TASK PROMPT :: Among the entries below, tally each line containing "kind"; respond with the total only.

DATASET RECORDS ::
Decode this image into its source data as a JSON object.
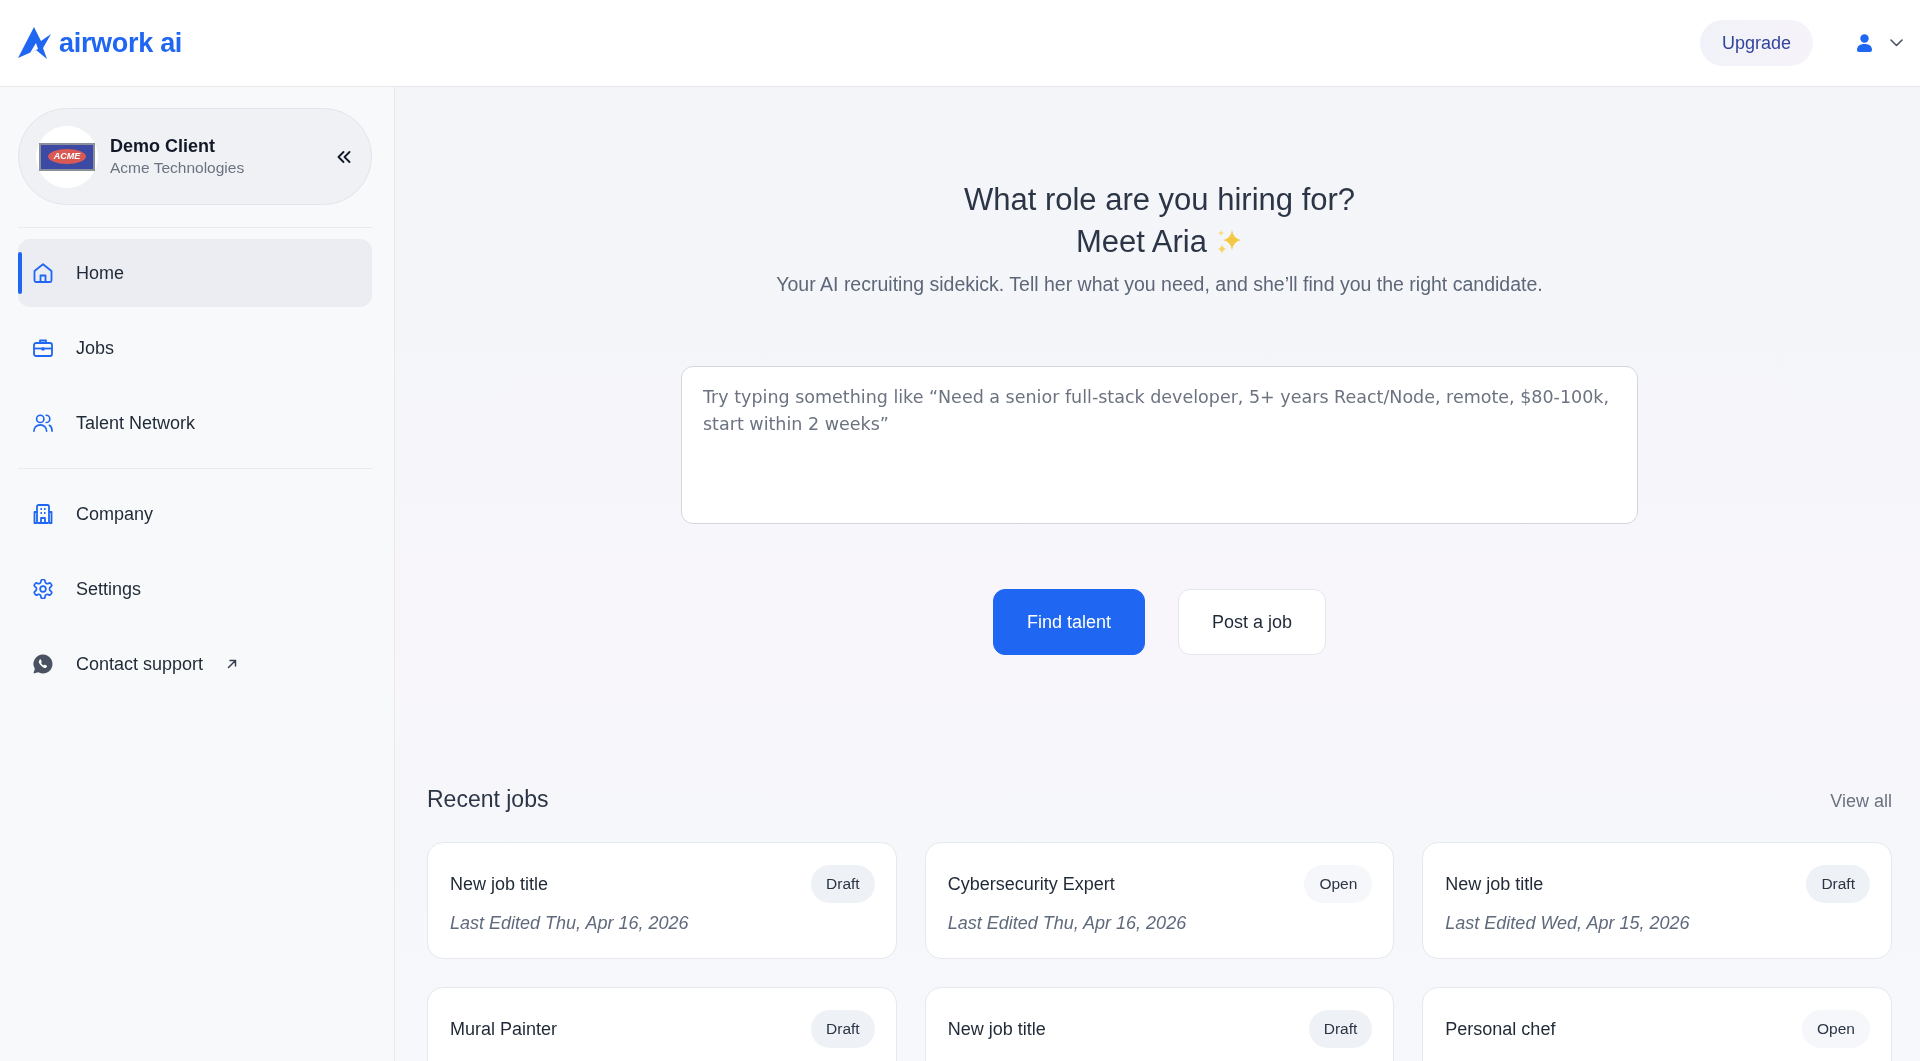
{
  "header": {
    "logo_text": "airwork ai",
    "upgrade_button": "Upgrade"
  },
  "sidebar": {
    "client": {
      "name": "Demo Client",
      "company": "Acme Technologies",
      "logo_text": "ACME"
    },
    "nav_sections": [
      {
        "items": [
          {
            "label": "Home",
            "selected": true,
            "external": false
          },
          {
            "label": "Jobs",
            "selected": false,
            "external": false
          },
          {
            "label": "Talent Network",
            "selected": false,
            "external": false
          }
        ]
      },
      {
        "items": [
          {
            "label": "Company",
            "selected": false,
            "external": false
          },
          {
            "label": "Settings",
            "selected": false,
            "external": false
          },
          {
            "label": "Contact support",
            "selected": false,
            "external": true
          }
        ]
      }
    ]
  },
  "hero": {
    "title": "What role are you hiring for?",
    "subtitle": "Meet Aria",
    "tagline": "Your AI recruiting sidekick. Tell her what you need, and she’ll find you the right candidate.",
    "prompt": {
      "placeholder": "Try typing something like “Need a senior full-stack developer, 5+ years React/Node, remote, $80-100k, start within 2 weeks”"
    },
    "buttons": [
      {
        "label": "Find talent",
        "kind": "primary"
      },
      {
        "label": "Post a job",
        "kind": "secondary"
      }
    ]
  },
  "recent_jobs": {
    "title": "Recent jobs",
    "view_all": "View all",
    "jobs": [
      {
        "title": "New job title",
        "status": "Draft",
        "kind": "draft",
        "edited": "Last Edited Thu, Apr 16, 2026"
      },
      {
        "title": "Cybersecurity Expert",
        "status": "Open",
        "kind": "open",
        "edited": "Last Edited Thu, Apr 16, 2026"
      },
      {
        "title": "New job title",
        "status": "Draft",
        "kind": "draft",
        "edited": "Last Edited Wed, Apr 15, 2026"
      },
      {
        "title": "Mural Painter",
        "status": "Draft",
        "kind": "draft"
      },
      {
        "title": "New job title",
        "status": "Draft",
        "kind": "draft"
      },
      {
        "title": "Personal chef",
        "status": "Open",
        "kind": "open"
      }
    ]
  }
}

EXPECTED ANSWER :: 8